• TASK INSTRUCTIONS: Filter the entries below, keeping only lines with the word "home".

### INFORMATION ###

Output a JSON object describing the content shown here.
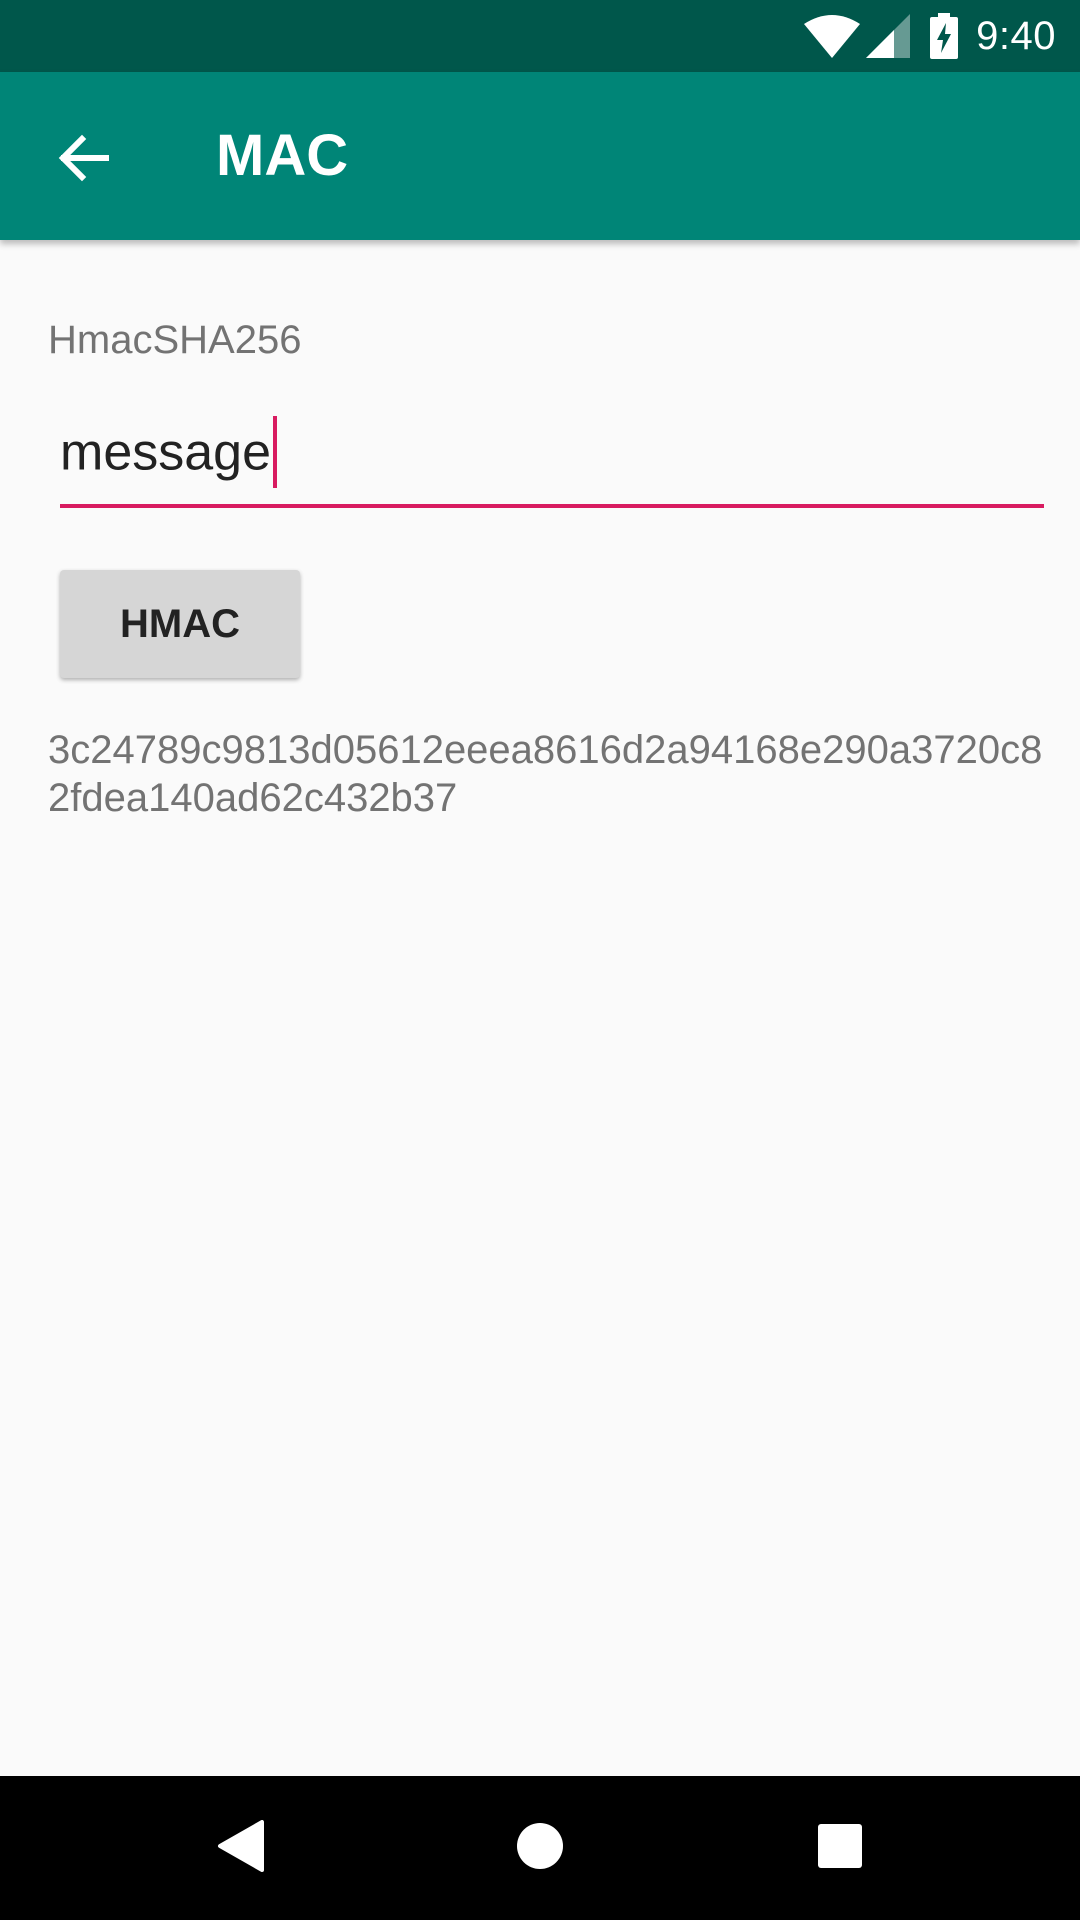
{
  "status_bar": {
    "time": "9:40",
    "icons": [
      "wifi-icon",
      "cell-signal-icon",
      "battery-charging-icon"
    ]
  },
  "app_bar": {
    "title": "MAC",
    "back_icon": "arrow-back-icon"
  },
  "form": {
    "algorithm_label": "HmacSHA256",
    "message_value": "message",
    "button_label": "HMAC",
    "result": "3c24789c9813d05612eeea8616d2a94168e290a3720c82fdea140ad62c432b37"
  },
  "nav_bar": {
    "icons": [
      "back-triangle-icon",
      "home-circle-icon",
      "recents-square-icon"
    ]
  },
  "colors": {
    "status_bar": "#00574b",
    "app_bar": "#008577",
    "accent": "#d81b60",
    "background": "#fafafa"
  }
}
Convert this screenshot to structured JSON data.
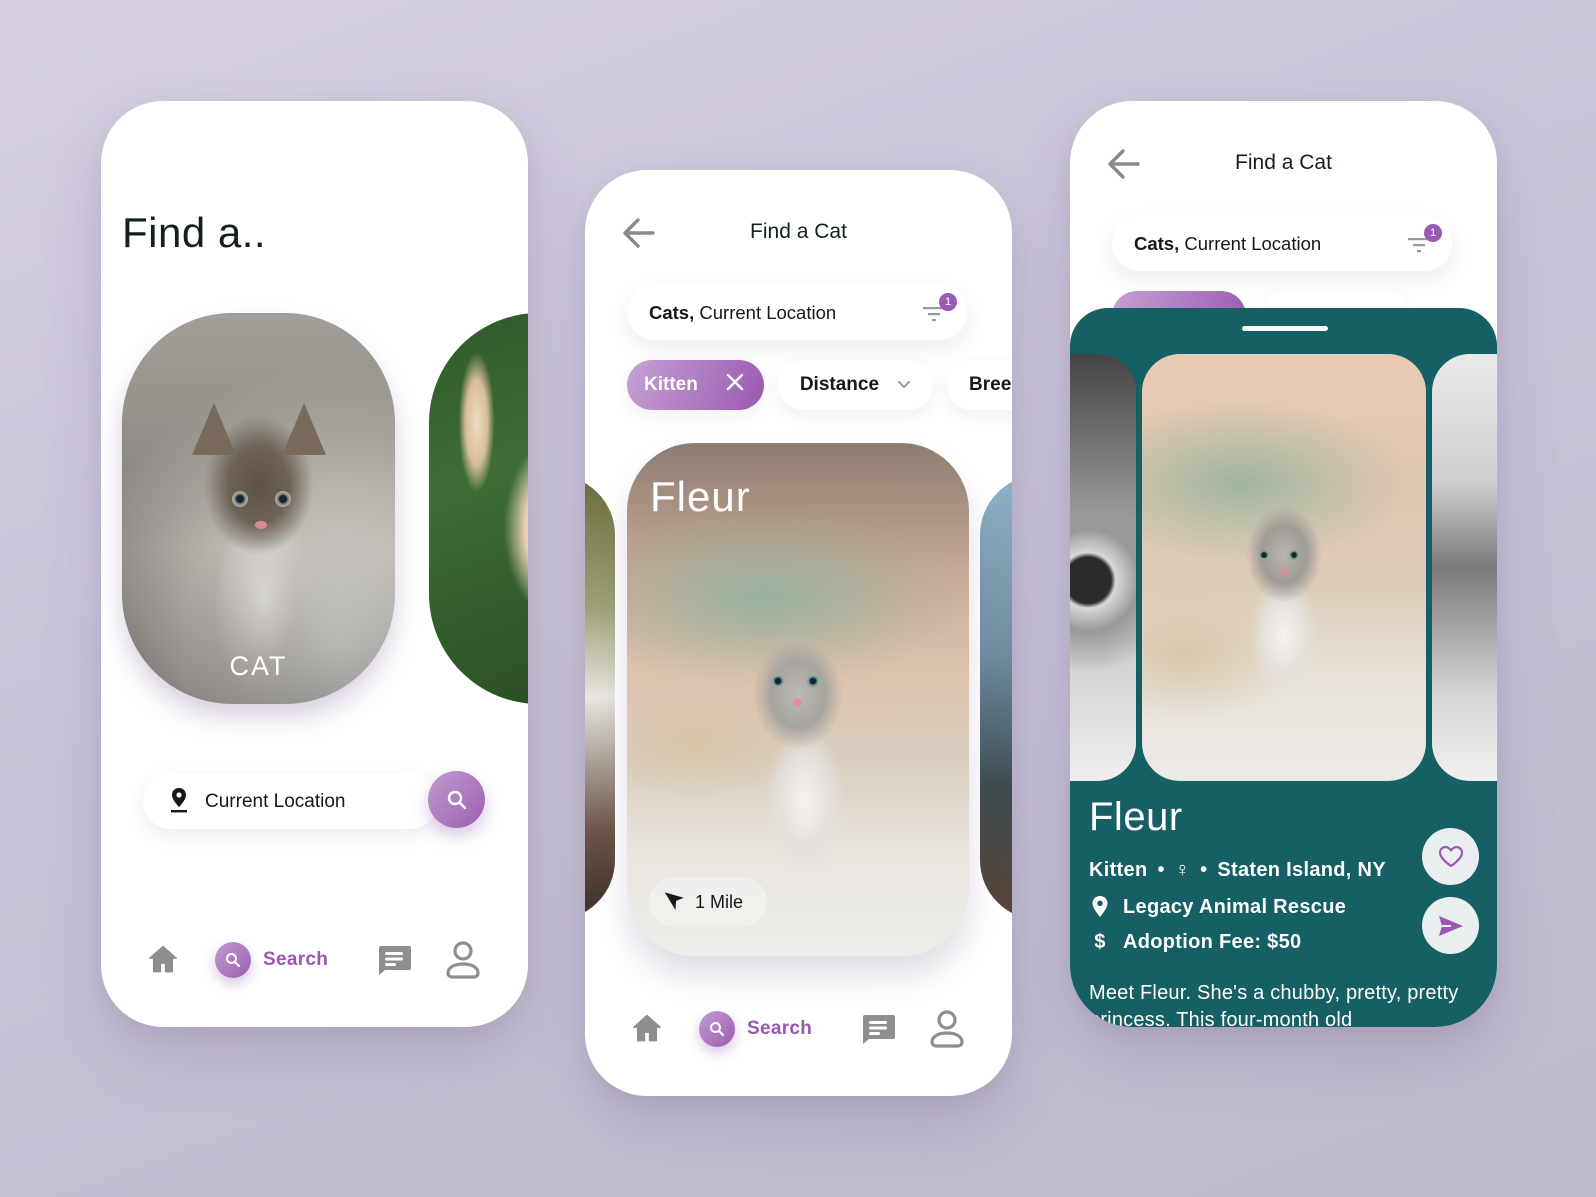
{
  "screens": {
    "home": {
      "title": "Find a..",
      "categories": [
        {
          "label": "CAT",
          "image": "tabby kitten on blanket"
        },
        {
          "label": "",
          "image": "fluffy cream cat on grass"
        }
      ],
      "location_field": {
        "value": "Current Location",
        "icon": "location-pin-icon"
      },
      "search_button": {
        "icon": "search-icon"
      }
    },
    "results": {
      "header": {
        "title": "Find a Cat",
        "back_icon": "arrow-left-icon"
      },
      "search": {
        "bold": "Cats,",
        "rest": " Current Location",
        "filter_count": "1"
      },
      "chips": [
        {
          "label": "Kitten",
          "active": true,
          "icon": "close-icon"
        },
        {
          "label": "Distance",
          "active": false,
          "icon": "chevron-down-icon"
        },
        {
          "label": "Breeds",
          "active": false
        }
      ],
      "card": {
        "name": "Fleur",
        "distance": "1 Mile",
        "image": "grey and white kitten on bed"
      }
    },
    "detail": {
      "header": {
        "title": "Find a Cat",
        "back_icon": "arrow-left-icon"
      },
      "search": {
        "bold": "Cats,",
        "rest": " Current Location",
        "filter_count": "1"
      },
      "pet": {
        "name": "Fleur",
        "age": "Kitten",
        "sex_symbol": "♀",
        "location": "Staten Island, NY",
        "shelter": "Legacy Animal Rescue",
        "fee": "Adoption Fee: $50",
        "description": "Meet Fleur. She's a chubby, pretty, pretty princess. This four-month old"
      }
    }
  },
  "bottom_nav": {
    "items": [
      {
        "name": "home",
        "icon": "home-icon"
      },
      {
        "name": "search",
        "icon": "search-icon",
        "label": "Search",
        "active": true
      },
      {
        "name": "messages",
        "icon": "chat-icon"
      },
      {
        "name": "profile",
        "icon": "user-icon"
      }
    ]
  },
  "colors": {
    "accent_purple": "#9b59b6",
    "accent_purple_light": "#c6a1d4",
    "sheet_teal": "#165f65",
    "icon_grey": "#8e8e8e",
    "text_dark": "#121a19",
    "background": "#cdc8d9"
  }
}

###

• ANSWER TO THIS PROBLEM:
      "home-circle-icon",
    "home": {
        "name": "home",
        "icon": "home-icon"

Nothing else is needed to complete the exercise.